According to a police affidavit, the woman, then 21, was separated from friends after an off-campus Halloween party in 2015. She said that she was drunk for the first time, and Khan, an acquaintance, sat with her that night as she repeatedly got sick.
The woman said she woke in the middle of the night to find Khan on top of her. She tried to push him off, she said, and in the morning, found herself naked, even though she remembered lying down fully clothed. She had bruising on her legs and saw used condoms on the floor, she said.
“What you did to me last night was wrong,” she told Khan, according to an affidavit. “You should leave.”
During the criminal trial, his lawyers challenged that account, saying that the sex was consensual and that he had been invited into her room.
In the cross-examination, they asked questions such as: Why did her memory blank on certain details but not others, like the assault itself? Why did she send Khan what they called flirty text messages before the alleged assault? And why did she wear a black cat costume for Halloween instead of a more modest one, such as “Cinderella in a long flowing gown”?
The woman, who has been called Jane Doe in the defamation case, did not respond to a request for an interview. But to women’s rights advocates, that cross-examination proves their point: The practice is used to intimidate and re-traumatise victims.
Andrew Miltenberg, a lawyer who usually represents the accused, said that cross-examination during Title IX hearings is necessary for fairness, because the proceedings are already tilted against the accused. Campus investigators are not always trained in evidentiary procedure. And there is a lower standard of guilt than in criminal proceedings. In the Khan hearing, the bar was set at a “preponderance of evidence” rather than “beyond a reasonable doubt”.

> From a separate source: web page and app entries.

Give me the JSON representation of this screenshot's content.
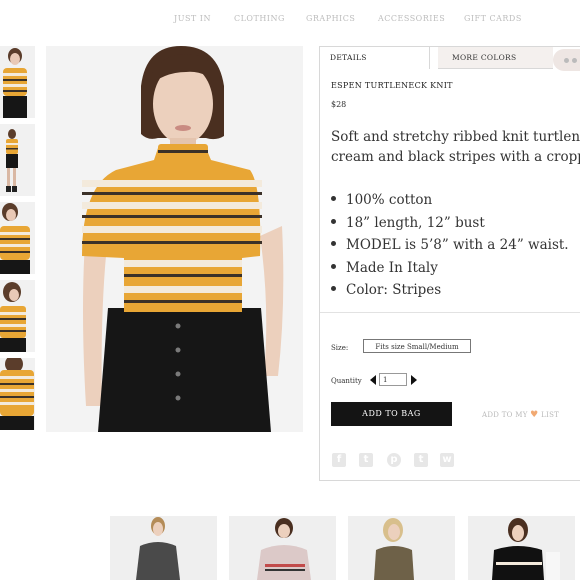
{
  "nav": {
    "items": [
      "JUST IN",
      "CLOTHING",
      "GRAPHICS",
      "ACCESSORIES",
      "GIFT CARDS"
    ]
  },
  "product": {
    "tabs": {
      "details": "DETAILS",
      "more_colors": "MORE COLORS"
    },
    "title": "ESPEN TURTLENECK KNIT",
    "price": "$28",
    "description_lines": [
      "Soft and stretchy ribbed knit turtleneck",
      "cream and black stripes with a cropped"
    ],
    "bullets": [
      "100% cotton",
      "18” length, 12” bust",
      "MODEL is 5’8” with a 24” waist.",
      "Made In Italy",
      "Color: Stripes"
    ],
    "size": {
      "label": "Size:",
      "value": "Fits size Small/Medium"
    },
    "quantity": {
      "label": "Quantity",
      "value": "1"
    },
    "add_to_bag": "ADD TO BAG",
    "wishlist": {
      "prefix": "ADD TO MY",
      "suffix": "LIST"
    },
    "social_icons": [
      "facebook-icon",
      "twitter-icon",
      "pinterest-icon",
      "tumblr-icon",
      "wanelo-icon"
    ]
  },
  "colors": {
    "stripe_mustard": "#e8a635",
    "stripe_cream": "#f3eadc",
    "stripe_dark": "#3b3128",
    "skirt": "#161616",
    "button": "#141414",
    "heart": "#f1a972"
  }
}
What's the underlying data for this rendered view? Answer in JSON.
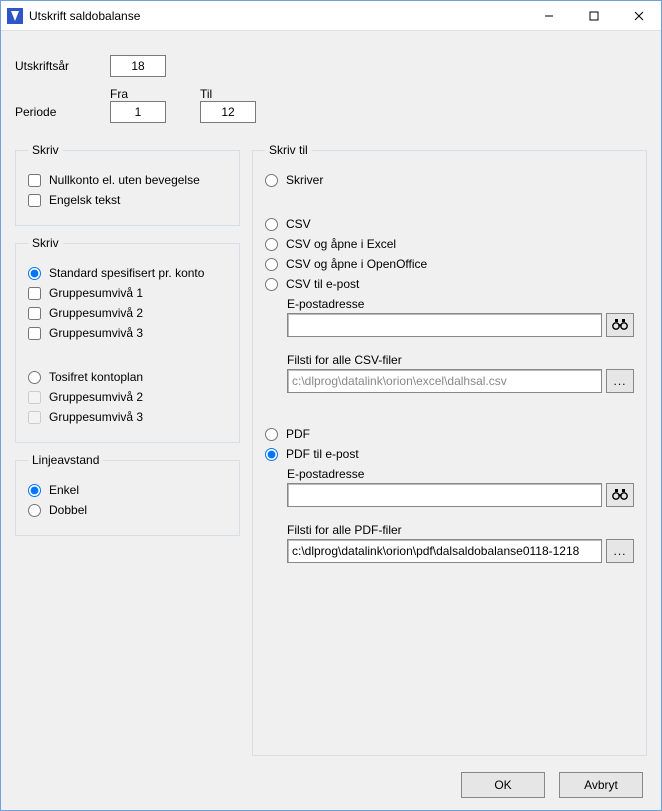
{
  "window": {
    "title": "Utskrift saldobalanse"
  },
  "top": {
    "year_label": "Utskriftsår",
    "year_value": "18",
    "period_label": "Periode",
    "from_label": "Fra",
    "to_label": "Til",
    "from_value": "1",
    "to_value": "12"
  },
  "skriv_opts": {
    "legend": "Skriv",
    "null_label": "Nullkonto el. uten bevegelse",
    "eng_label": "Engelsk tekst"
  },
  "skriv_spec": {
    "legend": "Skriv",
    "std_label": "Standard spesifisert pr. konto",
    "g1": "Gruppesumvivå 1",
    "g2": "Gruppesumvivå 2",
    "g3": "Gruppesumvivå 3",
    "tosifret": "Tosifret kontoplan",
    "g2b": "Gruppesumvivå 2",
    "g3b": "Gruppesumvivå 3"
  },
  "linje": {
    "legend": "Linjeavstand",
    "enkel": "Enkel",
    "dobbel": "Dobbel"
  },
  "skrivtil": {
    "legend": "Skriv til",
    "skriver": "Skriver",
    "csv": "CSV",
    "csv_excel": "CSV og åpne i Excel",
    "csv_oo": "CSV og åpne i OpenOffice",
    "csv_mail": "CSV til e-post",
    "epost_label": "E-postadresse",
    "csv_path_label": "Filsti for alle CSV-filer",
    "csv_path_value": "c:\\dlprog\\datalink\\orion\\excel\\dalhsal.csv",
    "pdf": "PDF",
    "pdf_mail": "PDF til e-post",
    "pdf_path_label": "Filsti for alle PDF-filer",
    "pdf_path_value": "c:\\dlprog\\datalink\\orion\\pdf\\dalsaldobalanse0118-1218",
    "browse": "..."
  },
  "footer": {
    "ok": "OK",
    "cancel": "Avbryt"
  }
}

Although the accused may submit written questions, that is insufficient, Miltenberg said, because they are vetted by a hearing committee and are sometimes reworked or not even asked.
But Joseph Vincent, an advisory board member of the Association of Title IX Administrators, expressed scepticism about the value of adversarial cross- examinations in campus sexual assault hearings.
He said they are meant to test the credibility and demeanour of the accuser under pressure, but they are basically worthless at getting to the truth. The practice rewards those who can hire the “flashiest attack dog attorney money can buy,” he said.
The Trump administration rules, which currently govern these hearings, require cross-examinations and other procedural safeguards. This would have protected Khan’s accuser from the defamation lawsuit.
Khan, a neuroscience student while at Yale, never earned a bachelor’s degree. He is suing the university as well, for breach of contract and infliction of emotional distress, among other claims. He is seeking $110 million in damages and the opportunity to finish his degree. “Yale took away my 20s,” he said.
But his larger mission is to abolish campus Title IX hearings, he said. He is conferring and strategising with other students accused of sexual assaults. If he wins the suit against his former classmate, he said that he will disseminate her name and facts about the case online. His name will always be connected to this case, and hers should too, he said.
But Khan’s defamation lawsuit, now due back at the US district court in Connecticut, is far from a slam dunk, legal experts said.
“It’s not that Khan will win,” Vincent said. “It’s that Khan can run up the bills and run out the clock such that it’s no longer feasible to defend oneself.”
Those filing complaints, he added, may have to make “a cost-benefit decision, way at the beginning, about whether or not they are prepared and able to endure what will possibly come”.